AIM OF THE TASK: Wherever the word "true" appears in the entries, copy the whole line.

Data excerpts:
· · · · · · ·

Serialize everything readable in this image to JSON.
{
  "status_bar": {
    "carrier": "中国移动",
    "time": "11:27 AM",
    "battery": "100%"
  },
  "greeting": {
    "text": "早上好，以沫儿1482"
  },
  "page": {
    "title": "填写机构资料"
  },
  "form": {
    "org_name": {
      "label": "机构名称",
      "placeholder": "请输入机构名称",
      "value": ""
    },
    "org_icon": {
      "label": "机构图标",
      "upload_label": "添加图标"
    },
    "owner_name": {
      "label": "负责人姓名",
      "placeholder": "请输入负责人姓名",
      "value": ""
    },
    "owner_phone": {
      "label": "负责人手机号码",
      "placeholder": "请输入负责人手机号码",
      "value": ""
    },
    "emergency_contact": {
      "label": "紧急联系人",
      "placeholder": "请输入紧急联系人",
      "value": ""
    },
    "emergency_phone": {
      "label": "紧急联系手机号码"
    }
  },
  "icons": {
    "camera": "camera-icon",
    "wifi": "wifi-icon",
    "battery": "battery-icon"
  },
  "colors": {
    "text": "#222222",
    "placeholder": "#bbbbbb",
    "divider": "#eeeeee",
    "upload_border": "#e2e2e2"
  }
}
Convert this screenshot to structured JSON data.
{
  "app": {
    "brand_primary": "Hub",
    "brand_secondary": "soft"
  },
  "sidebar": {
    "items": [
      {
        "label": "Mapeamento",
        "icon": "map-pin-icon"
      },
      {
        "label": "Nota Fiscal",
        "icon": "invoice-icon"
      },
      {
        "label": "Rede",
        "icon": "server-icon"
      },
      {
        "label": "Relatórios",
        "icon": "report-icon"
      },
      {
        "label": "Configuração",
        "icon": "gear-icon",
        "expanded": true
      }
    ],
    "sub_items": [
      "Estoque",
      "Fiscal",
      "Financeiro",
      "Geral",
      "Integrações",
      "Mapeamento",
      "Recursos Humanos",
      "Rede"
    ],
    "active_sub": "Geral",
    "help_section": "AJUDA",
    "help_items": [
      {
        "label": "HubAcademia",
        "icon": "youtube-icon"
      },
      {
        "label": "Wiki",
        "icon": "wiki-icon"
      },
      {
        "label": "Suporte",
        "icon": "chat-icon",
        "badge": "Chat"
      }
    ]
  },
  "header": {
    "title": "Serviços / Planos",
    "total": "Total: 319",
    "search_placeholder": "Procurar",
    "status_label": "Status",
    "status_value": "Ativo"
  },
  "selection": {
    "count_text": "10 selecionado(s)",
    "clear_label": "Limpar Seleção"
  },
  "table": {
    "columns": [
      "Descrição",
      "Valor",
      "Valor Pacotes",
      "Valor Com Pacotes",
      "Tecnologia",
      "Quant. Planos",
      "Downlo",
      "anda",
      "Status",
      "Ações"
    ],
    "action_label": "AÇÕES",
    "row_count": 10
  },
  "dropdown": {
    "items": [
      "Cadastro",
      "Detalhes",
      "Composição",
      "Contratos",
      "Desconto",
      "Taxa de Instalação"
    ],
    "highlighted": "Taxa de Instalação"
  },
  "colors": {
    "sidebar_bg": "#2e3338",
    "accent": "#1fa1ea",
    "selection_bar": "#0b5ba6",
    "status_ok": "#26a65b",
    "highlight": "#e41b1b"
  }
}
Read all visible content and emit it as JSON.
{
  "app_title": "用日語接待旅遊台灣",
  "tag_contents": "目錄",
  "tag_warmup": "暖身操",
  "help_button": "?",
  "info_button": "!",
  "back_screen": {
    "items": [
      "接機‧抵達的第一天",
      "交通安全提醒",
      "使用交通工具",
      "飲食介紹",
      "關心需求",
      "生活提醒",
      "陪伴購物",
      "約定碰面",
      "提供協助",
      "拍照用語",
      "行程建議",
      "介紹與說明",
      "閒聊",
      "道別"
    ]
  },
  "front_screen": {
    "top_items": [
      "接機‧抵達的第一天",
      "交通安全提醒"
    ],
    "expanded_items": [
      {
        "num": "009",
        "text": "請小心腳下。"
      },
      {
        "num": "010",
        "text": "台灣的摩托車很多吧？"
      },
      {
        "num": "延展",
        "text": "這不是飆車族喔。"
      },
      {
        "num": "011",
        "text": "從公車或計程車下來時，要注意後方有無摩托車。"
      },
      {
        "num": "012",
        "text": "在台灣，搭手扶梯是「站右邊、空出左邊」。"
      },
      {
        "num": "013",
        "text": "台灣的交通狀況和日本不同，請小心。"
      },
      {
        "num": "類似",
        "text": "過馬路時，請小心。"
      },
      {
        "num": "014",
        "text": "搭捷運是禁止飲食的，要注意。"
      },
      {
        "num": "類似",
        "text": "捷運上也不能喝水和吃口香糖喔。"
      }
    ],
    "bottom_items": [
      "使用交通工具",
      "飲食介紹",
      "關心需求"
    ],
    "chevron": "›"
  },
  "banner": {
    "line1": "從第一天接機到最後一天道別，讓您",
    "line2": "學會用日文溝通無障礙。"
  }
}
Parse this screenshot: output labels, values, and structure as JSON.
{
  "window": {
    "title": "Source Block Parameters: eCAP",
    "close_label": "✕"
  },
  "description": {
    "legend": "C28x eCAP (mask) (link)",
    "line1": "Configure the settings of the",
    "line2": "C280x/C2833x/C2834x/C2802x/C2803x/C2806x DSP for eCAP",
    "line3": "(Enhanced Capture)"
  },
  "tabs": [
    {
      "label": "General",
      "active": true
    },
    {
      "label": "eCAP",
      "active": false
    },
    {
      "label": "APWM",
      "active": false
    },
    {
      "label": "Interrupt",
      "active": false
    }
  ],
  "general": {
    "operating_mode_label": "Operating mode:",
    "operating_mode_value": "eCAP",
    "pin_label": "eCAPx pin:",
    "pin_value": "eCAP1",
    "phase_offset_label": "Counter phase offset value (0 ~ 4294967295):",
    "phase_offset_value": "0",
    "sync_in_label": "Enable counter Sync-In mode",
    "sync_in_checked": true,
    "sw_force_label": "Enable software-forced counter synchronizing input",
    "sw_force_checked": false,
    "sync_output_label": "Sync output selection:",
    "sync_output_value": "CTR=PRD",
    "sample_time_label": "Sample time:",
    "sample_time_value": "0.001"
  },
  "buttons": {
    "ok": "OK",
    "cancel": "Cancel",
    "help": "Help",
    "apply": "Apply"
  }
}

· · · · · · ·

SOLUTION TO THE PROBLEM:
        "expanded": true
      "active": true
    "sync_in_checked": true,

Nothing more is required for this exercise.